## Task requirements
Find the lines below holding the word "ethernet" and copy each of them.

[[ Material for this exercise open ]]

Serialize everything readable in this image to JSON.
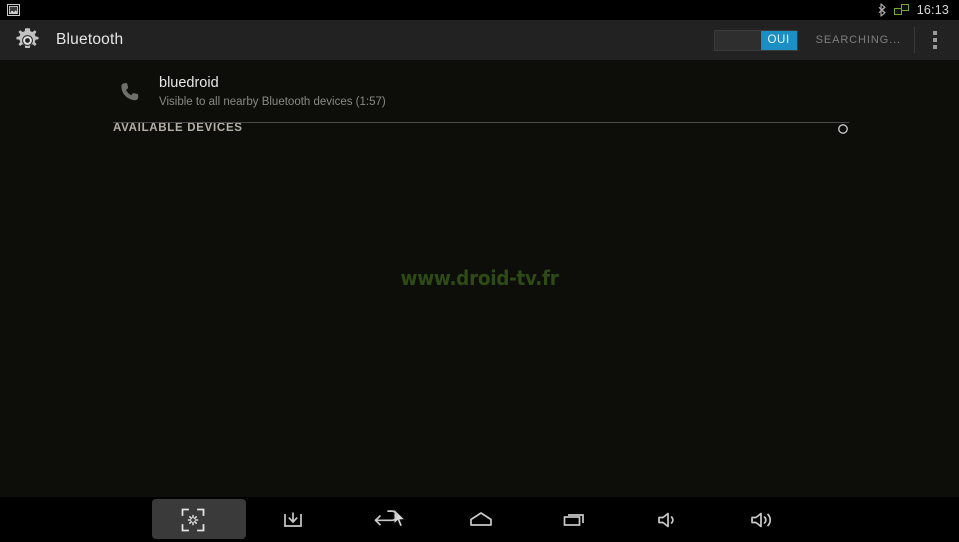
{
  "status_bar": {
    "left_icons": [
      {
        "name": "screenshot-notification-icon",
        "label": "screenshot-notification"
      }
    ],
    "right_icons": [
      {
        "name": "bluetooth-status-icon",
        "label": "bluetooth"
      },
      {
        "name": "ethernet-status-icon",
        "label": "ethernet"
      }
    ],
    "clock": "16:13",
    "background_color": "#000000"
  },
  "action_bar": {
    "app_icon": "settings-gear-icon",
    "title": "Bluetooth",
    "toggle": {
      "state_label": "OUI",
      "checked": true,
      "on_color": "#1b8fc4",
      "off_color": "#2e2e2e"
    },
    "status_text": "SEARCHING...",
    "overflow_menu_icon": "overflow-menu-icon",
    "background_color": "#222222"
  },
  "content": {
    "local_device": {
      "icon": "phone-handset-icon",
      "name": "bluedroid",
      "subtitle": "Visible to all nearby Bluetooth devices (1:57)"
    },
    "section": {
      "title": "AVAILABLE DEVICES",
      "spinner_icon": "loading-spinner-icon",
      "devices": []
    },
    "watermark": "www.droid-tv.fr",
    "watermark_color": "#2e4a16",
    "background_color": "#0d0d09"
  },
  "nav_bar": {
    "background_color": "#000000",
    "buttons": [
      {
        "name": "screenshot-button",
        "label": "Screenshot",
        "selected": true
      },
      {
        "name": "download-button",
        "label": "Download",
        "selected": false
      },
      {
        "name": "back-button",
        "label": "Back",
        "selected": false
      },
      {
        "name": "home-button",
        "label": "Home",
        "selected": false
      },
      {
        "name": "recent-apps-button",
        "label": "Recent apps",
        "selected": false
      },
      {
        "name": "volume-down-button",
        "label": "Volume down",
        "selected": false
      },
      {
        "name": "volume-up-button",
        "label": "Volume up",
        "selected": false
      }
    ],
    "cursor": "mouse-cursor"
  }
}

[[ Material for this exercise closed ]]

## Task solution
        "name": "ethernet-status-icon",
        "label": "ethernet"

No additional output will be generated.